(Extracted records)

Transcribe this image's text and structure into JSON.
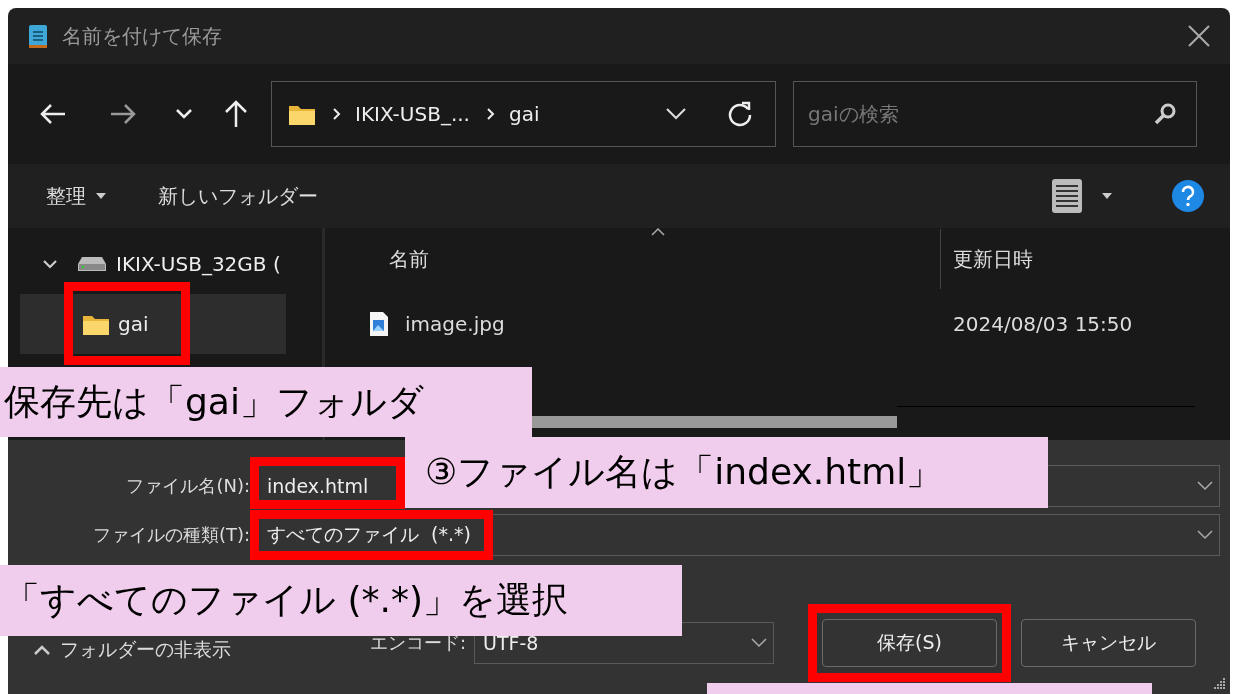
{
  "window": {
    "title": "名前を付けて保存"
  },
  "address_bar": {
    "segments": [
      "IKIX-USB_...",
      "gai"
    ]
  },
  "search": {
    "placeholder": "gaiの検索"
  },
  "toolbar": {
    "organize": "整理",
    "new_folder": "新しいフォルダー"
  },
  "sidebar": {
    "items": [
      {
        "label": "IKIX-USB_32GB (",
        "expanded": true,
        "selected": false,
        "highlighted": false,
        "children": [
          {
            "label": "gai",
            "selected": true,
            "highlighted": true
          }
        ]
      }
    ]
  },
  "file_list": {
    "columns": [
      {
        "label": "名前",
        "sorted": true
      },
      {
        "label": "更新日時",
        "sorted": false
      }
    ],
    "rows": [
      {
        "name": "image.jpg",
        "modified": "2024/08/03 15:50"
      }
    ]
  },
  "form": {
    "file_name": {
      "label": "ファイル名(N):",
      "value": "index.html",
      "highlighted": true
    },
    "file_type": {
      "label": "ファイルの種類(T):",
      "value": "すべてのファイル  (*.*)",
      "highlighted": true
    },
    "encoding": {
      "label": "エンコード:",
      "value": "UTF-8"
    }
  },
  "hide_folders": "フォルダーの非表示",
  "buttons": [
    {
      "label": "保存(S)",
      "highlighted": true
    },
    {
      "label": "キャンセル",
      "highlighted": false
    }
  ],
  "callouts": [
    {
      "kind": "text",
      "text": "保存先は「gai」フォルダ"
    },
    {
      "kind": "text",
      "text": "③ファイル名は「index.html」"
    },
    {
      "kind": "text",
      "text": "「すべてのファイル (*.*)」を選択"
    },
    {
      "kind": "blank"
    }
  ]
}
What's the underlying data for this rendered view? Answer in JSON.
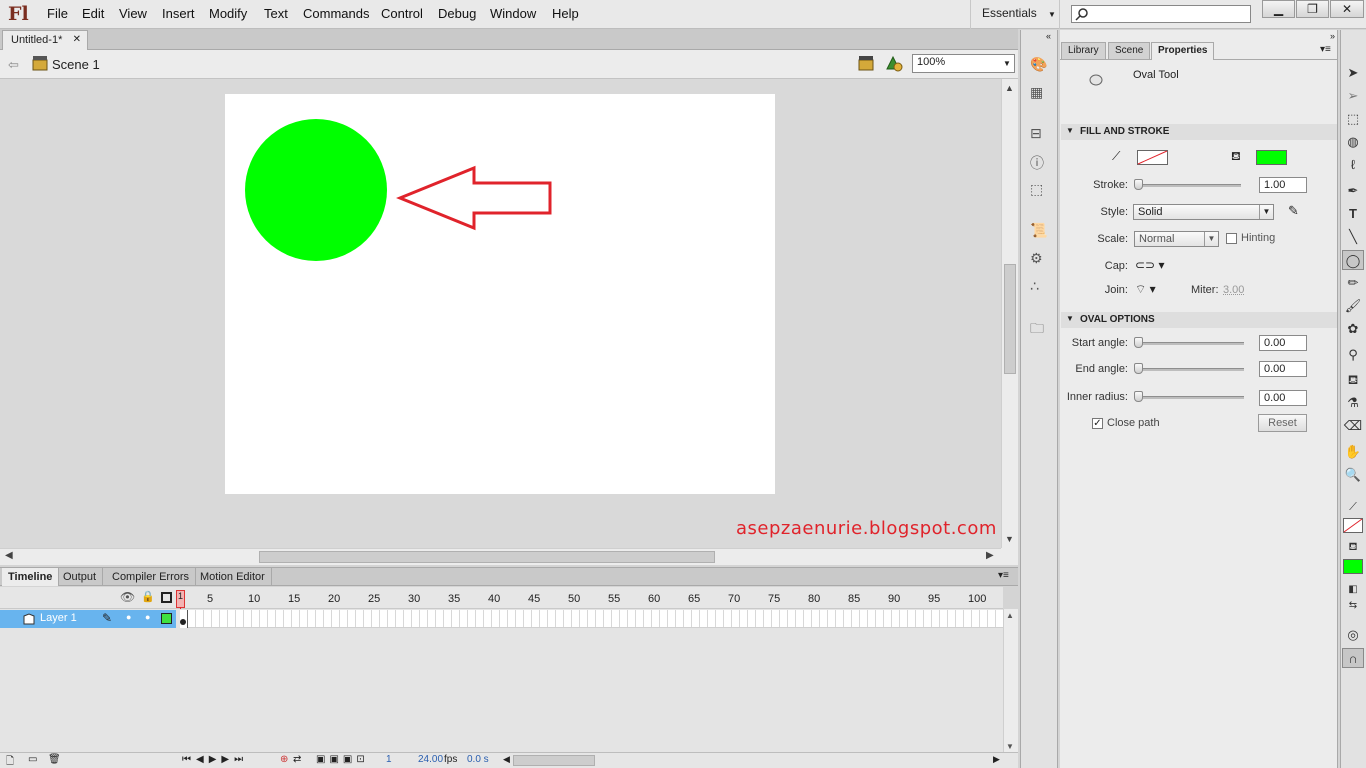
{
  "app": {
    "logo": "Fl",
    "menu": [
      "File",
      "Edit",
      "View",
      "Insert",
      "Modify",
      "Text",
      "Commands",
      "Control",
      "Debug",
      "Window",
      "Help"
    ],
    "workspace": "Essentials",
    "search_placeholder": ""
  },
  "document": {
    "tab_title": "Untitled-1*",
    "scene": "Scene 1",
    "zoom": "100%"
  },
  "stage": {
    "watermark": "asepzaenurie.blogspot.com",
    "circle_color": "#00ff00",
    "arrow_color": "#e0232b"
  },
  "timeline": {
    "tabs": [
      "Timeline",
      "Output",
      "Compiler Errors",
      "Motion Editor"
    ],
    "frame_numbers": [
      "1",
      "5",
      "10",
      "15",
      "20",
      "25",
      "30",
      "35",
      "40",
      "45",
      "50",
      "55",
      "60",
      "65",
      "70",
      "75",
      "80",
      "85",
      "90",
      "95",
      "100"
    ],
    "layer_name": "Layer 1",
    "current_frame": "1",
    "fps": "24.00",
    "fps_unit": "fps",
    "time": "0.0 s"
  },
  "properties": {
    "tabs": [
      "Library",
      "Scene",
      "Properties"
    ],
    "tool_name": "Oval Tool",
    "fill_and_stroke": {
      "heading": "FILL AND STROKE",
      "fill_color": "#00ff00",
      "stroke_label": "Stroke:",
      "stroke_value": "1.00",
      "style_label": "Style:",
      "style_value": "Solid",
      "scale_label": "Scale:",
      "scale_value": "Normal",
      "hinting_label": "Hinting",
      "cap_label": "Cap:",
      "join_label": "Join:",
      "miter_label": "Miter:",
      "miter_value": "3.00"
    },
    "oval_options": {
      "heading": "OVAL OPTIONS",
      "start_label": "Start angle:",
      "start_value": "0.00",
      "end_label": "End angle:",
      "end_value": "0.00",
      "inner_label": "Inner radius:",
      "inner_value": "0.00",
      "close_path_label": "Close path",
      "close_path_checked": true,
      "reset_label": "Reset"
    }
  }
}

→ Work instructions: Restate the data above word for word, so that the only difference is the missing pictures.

→ Exercise answer:
Transcribe this image's text and structure into JSON.
{
  "window": {
    "title": "名前を付けて保存"
  },
  "address_bar": {
    "segments": [
      "IKIX-USB_...",
      "gai"
    ]
  },
  "search": {
    "placeholder": "gaiの検索"
  },
  "toolbar": {
    "organize": "整理",
    "new_folder": "新しいフォルダー"
  },
  "sidebar": {
    "items": [
      {
        "label": "IKIX-USB_32GB (",
        "expanded": true,
        "selected": false,
        "highlighted": false,
        "children": [
          {
            "label": "gai",
            "selected": true,
            "highlighted": true
          }
        ]
      }
    ]
  },
  "file_list": {
    "columns": [
      {
        "label": "名前",
        "sorted": true
      },
      {
        "label": "更新日時",
        "sorted": false
      }
    ],
    "rows": [
      {
        "name": "image.jpg",
        "modified": "2024/08/03 15:50"
      }
    ]
  },
  "form": {
    "file_name": {
      "label": "ファイル名(N):",
      "value": "index.html",
      "highlighted": true
    },
    "file_type": {
      "label": "ファイルの種類(T):",
      "value": "すべてのファイル  (*.*)",
      "highlighted": true
    },
    "encoding": {
      "label": "エンコード:",
      "value": "UTF-8"
    }
  },
  "hide_folders": "フォルダーの非表示",
  "buttons": [
    {
      "label": "保存(S)",
      "highlighted": true
    },
    {
      "label": "キャンセル",
      "highlighted": false
    }
  ],
  "callouts": [
    {
      "kind": "text",
      "text": "保存先は「gai」フォルダ"
    },
    {
      "kind": "text",
      "text": "③ファイル名は「index.html」"
    },
    {
      "kind": "text",
      "text": "「すべてのファイル (*.*)」を選択"
    },
    {
      "kind": "blank"
    }
  ]
}
What's the underlying data for this rendered view? Answer in JSON.
{
  "app": {
    "logo": "Fl",
    "menu": [
      "File",
      "Edit",
      "View",
      "Insert",
      "Modify",
      "Text",
      "Commands",
      "Control",
      "Debug",
      "Window",
      "Help"
    ],
    "workspace": "Essentials",
    "search_placeholder": ""
  },
  "document": {
    "tab_title": "Untitled-1*",
    "scene": "Scene 1",
    "zoom": "100%"
  },
  "stage": {
    "watermark": "asepzaenurie.blogspot.com",
    "circle_color": "#00ff00",
    "arrow_color": "#e0232b"
  },
  "timeline": {
    "tabs": [
      "Timeline",
      "Output",
      "Compiler Errors",
      "Motion Editor"
    ],
    "frame_numbers": [
      "1",
      "5",
      "10",
      "15",
      "20",
      "25",
      "30",
      "35",
      "40",
      "45",
      "50",
      "55",
      "60",
      "65",
      "70",
      "75",
      "80",
      "85",
      "90",
      "95",
      "100"
    ],
    "layer_name": "Layer 1",
    "current_frame": "1",
    "fps": "24.00",
    "fps_unit": "fps",
    "time": "0.0 s"
  },
  "properties": {
    "tabs": [
      "Library",
      "Scene",
      "Properties"
    ],
    "tool_name": "Oval Tool",
    "fill_and_stroke": {
      "heading": "FILL AND STROKE",
      "fill_color": "#00ff00",
      "stroke_label": "Stroke:",
      "stroke_value": "1.00",
      "style_label": "Style:",
      "style_value": "Solid",
      "scale_label": "Scale:",
      "scale_value": "Normal",
      "hinting_label": "Hinting",
      "cap_label": "Cap:",
      "join_label": "Join:",
      "miter_label": "Miter:",
      "miter_value": "3.00"
    },
    "oval_options": {
      "heading": "OVAL OPTIONS",
      "start_label": "Start angle:",
      "start_value": "0.00",
      "end_label": "End angle:",
      "end_value": "0.00",
      "inner_label": "Inner radius:",
      "inner_value": "0.00",
      "close_path_label": "Close path",
      "close_path_checked": true,
      "reset_label": "Reset"
    }
  }
}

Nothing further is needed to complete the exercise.